There is a deadpan joke, in this project, about value: such care and expense lavished on imitating such poor materials, cardboard and tape, wire and simple cloth! But that’s the whole point. The twisted scraps of the maquettes were anything but worthless. They reflect the most valuable thing we have: unfettered creativity, from which flow all human communication, connection, and expression. That this can be achieved with a few everyday materials, in a few moments, is indeed remarkable. Nor is it accidental that Toogood employed this vocabulary at a volatile time in history. After all, the collection was developed during the same period that Brexit was dividing hearts and minds in her home country – a flood of conflict and ill-will, which had left so many feeling raw.
Assemblage 6 laps gently at this situation, floating in at the high tide, rather than confronting it outright. Toogood accepts that the work, so edgy by her standards, does reflect the anxious tenor of the times. For her, the whole collection is pervaded by a sense of vulnerability: “of the original materials used for the maquettes; of myself as a designer, exposing the most private part of my process, the first iteration; the seeming vulnerability of the final pieces.” Yet of course, appearances are deceiving. The finished works are extremely robust. We might take them as physical metaphors for the strength that comes through self-exposure.

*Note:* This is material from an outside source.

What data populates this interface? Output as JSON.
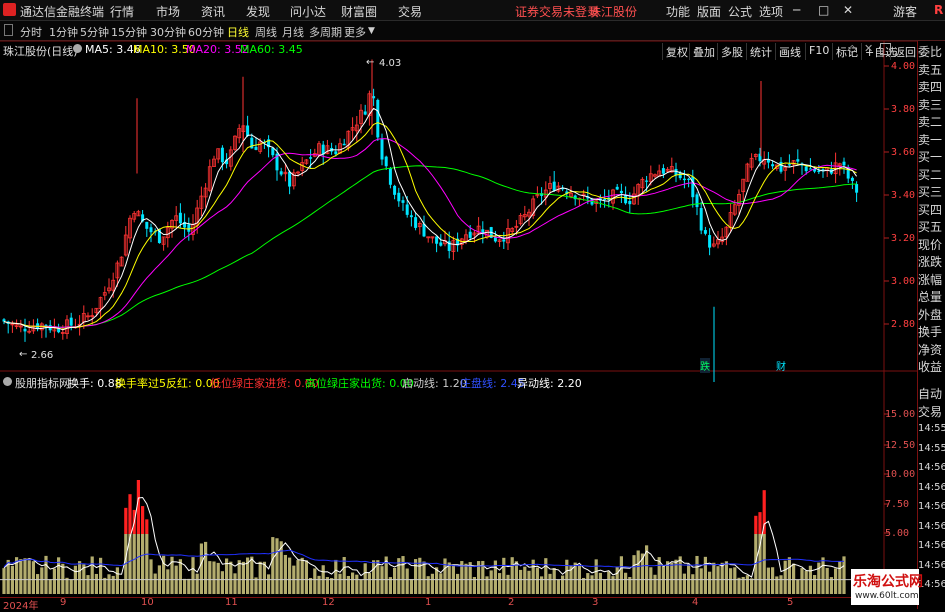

Thus the apparently simple objects in Assemblage 6 are pitched in a complex field. They stand ambiguously between alpha and omega, inhabiting neither position fully: the raw and the refined, the momentary and the monumental, and expressionistic and the austere, fragility and permanence. And this very complicatedness is part of the message. Each of the objects in the collection derives from an instant of quiet improvisation. In honoring that private and transient experience, Toogood is showing us how much is contained within it. That is what Asger Jorn and his fellow lovers of art brut sought, too. They distrusted academicism. They did not want to make the mistake of valuing knowledge for its own sake; indeed, they saw that it could be a prison.
Only a very sophisticated artist would have thought to frame such an argument, of course; but sophisticated artists need freedom, too. In Assemblage 6, Toogood has given herself that opportunity. She has taken herself to a place of supreme importance – right back to the beginning- and from that vantage, asked herself fundamental questions about her own practice, and the discipline of design itself. Toogood has dared to reinvent herself; and she has made the most of it.
This essay was originally published in exhibition catalogue Faye Toogood | Assemblage 6: Unlearning, Friedman Benda, New York, NY, September 2020.